Adding everything up, and there is an estimated $20 million left in the Westside TAD. Plus, insiders have said that Post Properties is likely to receive another $4 million at a future Invest Atlanta board meeting – bringing that total to less than $16 million.
So let me ask some questions.
What is the rush?
Why are we spending so much money at such a fast pace?
Why are we giving multi-million dollar grants to well-established developers to develop in already successful downtown districts?
Why did some significant grants awarded in the Westside community go to individuals who have been irresponsible with past funds?

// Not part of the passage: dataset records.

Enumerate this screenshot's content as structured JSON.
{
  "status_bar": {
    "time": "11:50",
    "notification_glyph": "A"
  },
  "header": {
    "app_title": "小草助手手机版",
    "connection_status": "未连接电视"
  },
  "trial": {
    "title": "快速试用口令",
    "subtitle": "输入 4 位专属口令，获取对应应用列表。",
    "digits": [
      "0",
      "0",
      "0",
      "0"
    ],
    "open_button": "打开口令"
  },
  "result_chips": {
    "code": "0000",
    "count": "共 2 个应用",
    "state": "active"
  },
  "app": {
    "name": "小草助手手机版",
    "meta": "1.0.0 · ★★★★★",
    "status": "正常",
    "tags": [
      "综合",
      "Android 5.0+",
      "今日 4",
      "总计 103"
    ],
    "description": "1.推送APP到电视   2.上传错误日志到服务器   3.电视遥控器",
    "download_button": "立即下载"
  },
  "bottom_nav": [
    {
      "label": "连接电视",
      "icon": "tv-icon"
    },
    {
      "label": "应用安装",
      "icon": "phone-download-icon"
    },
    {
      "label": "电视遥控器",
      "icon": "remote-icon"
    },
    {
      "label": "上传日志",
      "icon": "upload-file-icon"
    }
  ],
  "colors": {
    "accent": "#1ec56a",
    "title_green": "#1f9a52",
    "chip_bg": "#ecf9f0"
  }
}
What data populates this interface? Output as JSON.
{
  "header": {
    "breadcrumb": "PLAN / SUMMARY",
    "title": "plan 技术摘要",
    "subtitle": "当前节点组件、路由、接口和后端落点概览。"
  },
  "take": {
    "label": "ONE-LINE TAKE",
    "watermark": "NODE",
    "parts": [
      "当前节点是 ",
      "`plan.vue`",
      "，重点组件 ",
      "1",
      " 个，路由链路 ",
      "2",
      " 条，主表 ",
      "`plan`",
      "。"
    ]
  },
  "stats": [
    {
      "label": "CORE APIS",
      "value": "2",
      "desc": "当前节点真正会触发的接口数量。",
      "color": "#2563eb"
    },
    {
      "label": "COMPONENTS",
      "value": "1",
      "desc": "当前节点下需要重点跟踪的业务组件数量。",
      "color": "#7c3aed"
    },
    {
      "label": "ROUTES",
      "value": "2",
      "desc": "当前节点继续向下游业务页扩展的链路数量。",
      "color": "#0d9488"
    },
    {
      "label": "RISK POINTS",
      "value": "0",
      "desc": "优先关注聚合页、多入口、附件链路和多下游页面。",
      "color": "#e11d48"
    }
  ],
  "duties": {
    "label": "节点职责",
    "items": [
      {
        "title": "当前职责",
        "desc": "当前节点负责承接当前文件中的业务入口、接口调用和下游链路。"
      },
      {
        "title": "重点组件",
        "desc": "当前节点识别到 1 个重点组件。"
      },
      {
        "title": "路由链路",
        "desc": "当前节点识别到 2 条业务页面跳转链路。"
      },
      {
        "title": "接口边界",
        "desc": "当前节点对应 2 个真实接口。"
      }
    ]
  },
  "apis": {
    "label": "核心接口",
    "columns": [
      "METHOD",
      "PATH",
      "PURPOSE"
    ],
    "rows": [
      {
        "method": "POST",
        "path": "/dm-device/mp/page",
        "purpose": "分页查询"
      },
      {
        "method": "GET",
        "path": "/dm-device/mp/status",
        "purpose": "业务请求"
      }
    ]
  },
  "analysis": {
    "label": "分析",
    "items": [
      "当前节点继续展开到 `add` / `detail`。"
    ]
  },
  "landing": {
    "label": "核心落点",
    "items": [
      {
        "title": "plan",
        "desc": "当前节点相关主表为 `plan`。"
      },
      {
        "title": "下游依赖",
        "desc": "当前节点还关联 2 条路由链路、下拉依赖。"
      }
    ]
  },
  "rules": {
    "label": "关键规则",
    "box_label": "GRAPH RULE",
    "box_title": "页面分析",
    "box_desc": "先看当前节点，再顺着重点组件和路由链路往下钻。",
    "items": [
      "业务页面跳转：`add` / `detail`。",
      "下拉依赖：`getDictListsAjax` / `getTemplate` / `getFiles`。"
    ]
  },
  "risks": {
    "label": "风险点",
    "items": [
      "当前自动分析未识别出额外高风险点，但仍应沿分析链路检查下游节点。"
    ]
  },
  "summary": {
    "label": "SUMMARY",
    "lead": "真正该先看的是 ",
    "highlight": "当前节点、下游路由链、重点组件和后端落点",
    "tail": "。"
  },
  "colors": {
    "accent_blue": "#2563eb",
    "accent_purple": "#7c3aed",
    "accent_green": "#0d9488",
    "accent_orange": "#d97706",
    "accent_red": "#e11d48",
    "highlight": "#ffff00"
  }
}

Could the city have been more strategic with its bank account if it had made more targeted grants – spacing them out and giving the market enough time to respond to the major project investments being made in the area (the new Falcons stadium, the new attractions, Georgia State, Friendship Baptist Church)?
To be fair, during most of the mayor’s first term, we were in a deep recession, and there was not much of an appetite to finance new real estate investments in Atlanta for several years. Now, one could argue that Invest Atlanta and the city are trying to ride the current wave of investor confidence in the city.
On the other hand, one could argue that it would have made sense to wait and see how much of the development wave could have been financed privately without having to use precious public TAD funds.
Courtney Knight, managing director of redevelopment for Invest Atlanta, said through a spokeswoman that it was late last year that the Community Benefits and Strategic Implementation plans were finalized.
They “served as the catalyst for key projects within the Westside TAD to be funded, and aggressive work has been done to ensure a diversity of projects will be initiated in coming months through various programs,” Knight said.
Meanwhile, just as there has been a rapid draw-down of Westside TAD dollars, Mayor Reed has been moving full-speed ahead with plans to sell off as much of the city’s real estate as he can.
Again, this raises questions.
What’s the rush?
Are we being as strategic as we should be?
Are we working in Atlanta’s long-term interest when we sell our major land holdings within a short period of time?
Personally, I do believe that it is in the city’s best interest to sell Underground Atlanta. And from what I understand, there is a serious buyer with financial means who has a real vision for the property. It would have preferable if that process had been more public, but that is not this mayor’s style.
But all the other real estate deals that are sitting on the mayor’s desk only raise more questions.
Turner Field. Why is the community being shut out. Why is Fulton County, which has one-third interest in the site, being shut out?
Civic Center. Will the city deviate from its behind-closed-doors process and let the community participate in reviewing the entries to its Requests for Qualifications?
Fort McPherson: Regular readers already know how I feel about that one. The city doesn’t even own those 488 acres, and the mayor is still calling the shots.
We are being told that selling most of the property is a good thing when actually the reverse is true. The city would be a much smarter strategic investor if it phased in the development of Fort McPherson, allowing the property to increase in value rather than selling most of it at a bargain basement price.
So I ask again. What’s the rush? What’s the urgency?
Let’s act. But first, let’s act smart.
David Pendered, managing editor of SaportaReport, contributed to this report.